Colin Timmins, H&V Portfolio Manager at BEAMA, addresses incoming requirements for TRV installations on boiler replacements.

The recent consultations on Part L of the Building Regulations for existing homes in both England and Wales propose a small but significant step forward in addressing one of the areas that can be reasonably described as low hanging fruit for better levels of energy efficiency in our homes. 

That change will make it a requirement for individual room temperature controls such as thermostatic radiator valves (TRVs) to be installed when replacing a boiler. 
It is one of the longstanding gaps in Part L, which deals with energy conservation, that the addition of TRVs when a boiler is replaced only appeared in the Domestic Building Services Compliance Guide as a ‘good practice’ recommendation. 

This is despite the fact that TRVs are a proven energy saving measure and highly cost-effective when done while the heating system is already drained down.

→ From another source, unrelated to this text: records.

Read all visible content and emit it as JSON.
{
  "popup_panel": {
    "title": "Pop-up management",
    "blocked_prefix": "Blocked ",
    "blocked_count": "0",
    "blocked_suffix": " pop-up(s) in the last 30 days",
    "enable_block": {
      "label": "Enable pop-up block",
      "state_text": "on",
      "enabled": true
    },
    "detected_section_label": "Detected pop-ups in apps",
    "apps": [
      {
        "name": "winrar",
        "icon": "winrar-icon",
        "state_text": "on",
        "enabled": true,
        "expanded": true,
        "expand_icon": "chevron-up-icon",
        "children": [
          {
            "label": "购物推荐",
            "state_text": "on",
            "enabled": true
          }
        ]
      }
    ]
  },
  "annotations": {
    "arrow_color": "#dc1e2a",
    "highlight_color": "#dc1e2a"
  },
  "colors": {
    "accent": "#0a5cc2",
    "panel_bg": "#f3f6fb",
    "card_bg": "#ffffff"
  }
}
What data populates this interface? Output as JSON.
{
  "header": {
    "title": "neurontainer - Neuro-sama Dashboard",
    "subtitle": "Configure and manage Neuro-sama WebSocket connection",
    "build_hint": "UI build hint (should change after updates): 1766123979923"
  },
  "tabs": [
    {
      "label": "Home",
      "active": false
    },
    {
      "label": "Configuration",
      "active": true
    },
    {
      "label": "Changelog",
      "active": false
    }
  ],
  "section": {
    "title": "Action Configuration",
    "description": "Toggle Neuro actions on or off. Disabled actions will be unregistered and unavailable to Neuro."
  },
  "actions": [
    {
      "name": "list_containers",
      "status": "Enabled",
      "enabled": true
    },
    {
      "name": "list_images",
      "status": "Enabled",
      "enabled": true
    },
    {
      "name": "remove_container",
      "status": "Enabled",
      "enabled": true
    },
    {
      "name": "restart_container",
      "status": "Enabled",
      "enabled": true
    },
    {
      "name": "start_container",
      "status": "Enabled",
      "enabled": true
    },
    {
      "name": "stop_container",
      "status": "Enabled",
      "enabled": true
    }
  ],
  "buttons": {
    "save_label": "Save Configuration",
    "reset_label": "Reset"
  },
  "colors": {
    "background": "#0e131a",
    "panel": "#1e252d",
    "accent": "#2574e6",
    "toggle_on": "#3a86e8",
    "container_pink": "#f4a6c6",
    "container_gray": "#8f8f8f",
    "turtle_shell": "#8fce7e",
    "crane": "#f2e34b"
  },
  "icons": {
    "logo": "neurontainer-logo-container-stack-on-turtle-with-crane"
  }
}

What’s worse is that this was actually a step backwards from the 2006 regulations when systems were required to be zoned, and installing TRVs in bedrooms was a common means of compliance. 

This time round, the new version of Part L for both England and Wales proposes that a requirement for “self-regulating devices”, such as TRVs, for new systems and with boiler replacement, will be introduced as a new regulation rather than being part of guidance. 

This will actually make it a cornerstone of compliance as they will be a clear legal requirement, not just listed as something that ‘should’ be done. Of course, there are situations where such an addition to an existing system may not be technically or economically feasible but, as the Welsh regulations bluntly state, “in normal circumstances, the installation of thermostatic radiator valves in wet central heating systems is likely to be economic feasible”.

Other ways of complying are also possible, such as room thermostats in each room, which is usual with underfloor heating systems for example, but it is likely that in most cases fitting TRVs to existing radiators will be the route to comply. The terminology used in the new regulations of “self-regulating devices” has not been commonly used before and actually came about as part of negotiations in the European Union for the Energy Performance of Buildings Directive, which was revised in 2018. 

Several years before this, BEAMA and its European counterpart eu.bac had identified that regulations to drive the installation of individual temperature controls were piecemeal across Europe, despite it being an established energy saving technology that had actually been compulsory in German homes since the 70s. 

BEAMA worked on the development of a white paper explaining the benefits of such a no-regrets policy action to both the environment and consumers, as well as carrying out research and analysis to show the scale of the savings potential – both financial and in terms of carbon emissions. Ultimately these documents persuaded policy makers across Europe to address this largely missed opportunity. 

It is to the UK’s credit that, despite leaving the EU, the government has committed to implement what it previously agreed in the EPBD revision. That said, it would be hard to argue that we are working towards ‘world-leading’ environmental standards if we fell behind the rest of the EU in requirements for individual room temperature controls, which are such a simple but fundamental energy saving measure.

The new versions of Part L of the Building Regulations are due to come into force in England and Wales early in 2022. Details for Scotland and Northern Ireland are yet to be determined, but it is expected that they will follow suit in this respect. 

The new regulations will be a boost to the many installers who have long considered the addition of TRVs at the time of boiler replacement to be an essential factor in providing customers with an efficient system, but have been at risk of being undercut by others content to deliver minimum standards only. At last there will be a level playing field in this respect.

A willingness to aim for best practice will still be desirable. One of the common reasons why adding TRVs to an existing system may not prove to be practical is a lack of compatibility with older radiator fittings, or simply the condition of those radiators. 

In such cases, the renewal of such radiators will benefit customers, both by facilitating the fitting of a TRV and also by removing a radiator that is likely to have poor performance compared to newer emitters, particularly if it has a build-up of sludge that has developed over time and will impact on its operation. 

As outlined at the start, this regulatory change is a small step but a very important one that will benefit householders and move us forward on the path to having more sustainable homes.